But an assignment is an assignment. I struggled through the process, eventually finding myself with a piece that fit together, worked with the poem, and met all the theory requirements. Nonetheless, I was disheartened by the result. Benjamin, however, thought "The Captain's Daughter" was wonderful, and could daily be found pounding out the minor tune on the piano, until I finally cried in exasperation: "Ben, write your own piece!"
And so he did. A few days later I found a sheet of paper, folded in quarters, sitting on my bed.
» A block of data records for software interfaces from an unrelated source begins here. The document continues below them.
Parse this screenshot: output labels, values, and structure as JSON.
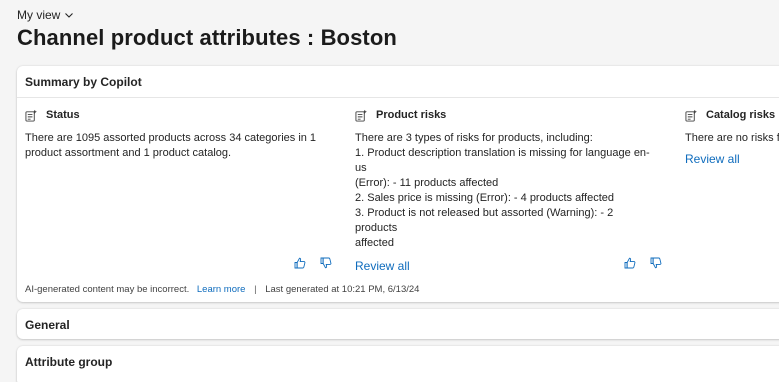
{
  "view": {
    "label": "My view"
  },
  "page": {
    "title": "Channel product attributes : Boston"
  },
  "summary": {
    "header": "Summary by Copilot",
    "columns": [
      {
        "title": "Status",
        "text": "There are 1095 assorted products across 34 categories in 1\nproduct assortment and 1 product catalog.",
        "link": ""
      },
      {
        "title": "Product risks",
        "text": "There are 3 types of risks for products, including:\n1. Product description translation is missing for language en-us\n(Error): - 11 products affected\n2. Sales price is missing (Error): - 4 products affected\n3. Product is not released but assorted (Warning): - 2 products\naffected",
        "link": "Review all"
      },
      {
        "title": "Catalog risks",
        "text": "There are no risks fo",
        "link": "Review all"
      }
    ],
    "footer": {
      "disclaimer": "AI-generated content may be incorrect.",
      "learn_more": "Learn more",
      "separator": "|",
      "last_generated": "Last generated at 10:21 PM, 6/13/24"
    }
  },
  "sections": {
    "general": "General",
    "attribute_group": "Attribute group"
  },
  "colors": {
    "link": "#0f6cbd",
    "background": "#f5f5f5"
  }
}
Several years later, in 2010, another piece of his was performed, this time for a much larger audience, when friend Jenny and I played the piano-cello duet he composed specifically for us: "Forgotten Fantasia." And again, this spring, another ensemble of his, "Time," was played by Emmy, Rachel, and friend Jo.
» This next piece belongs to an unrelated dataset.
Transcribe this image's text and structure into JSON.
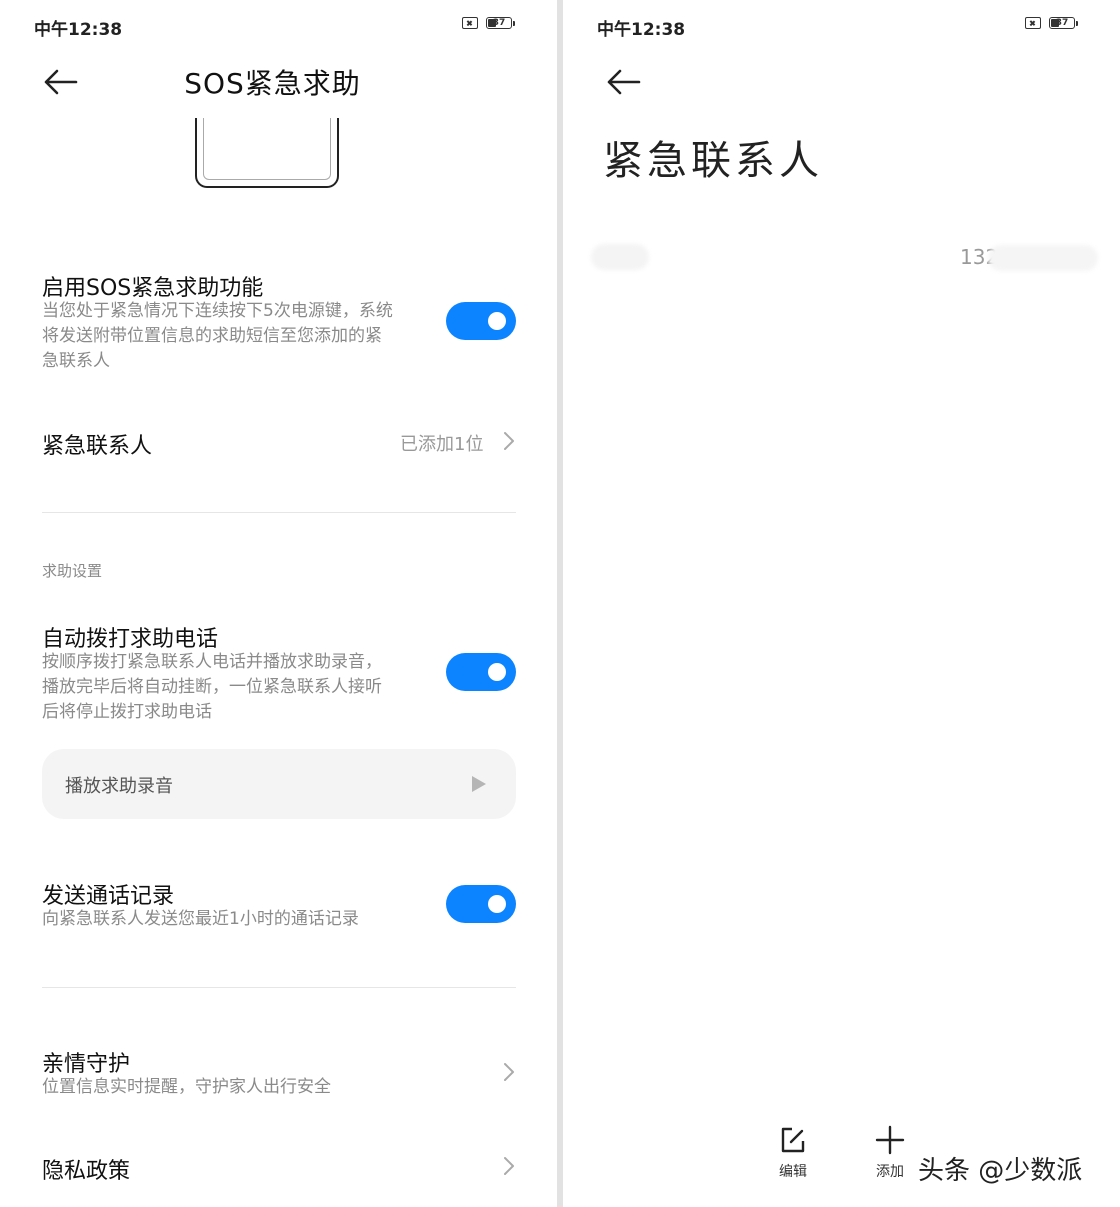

But tomorrow is the real deal. At 3pm, in the sanctuary of Mount Scott Church of God, Benjamin will conduct OPAYCO in the first performance of his orchestral piece, "Battle for Skandia." Exciting, beautiful, and just plain fun, it has been such a privilege to be a participant in the premiering of his music. Tomorrow, as the grin slides over my face in response to the catchy cello motif, or the throb of the timpani beat, or the melancholic measures of the English horn, I'll look at Ben, and remember his first song. I'll remember that afternoon, swinging our bare feet from the piano bench, playing "My Sister Sarah." And I'll be proud of my famous composer-brother.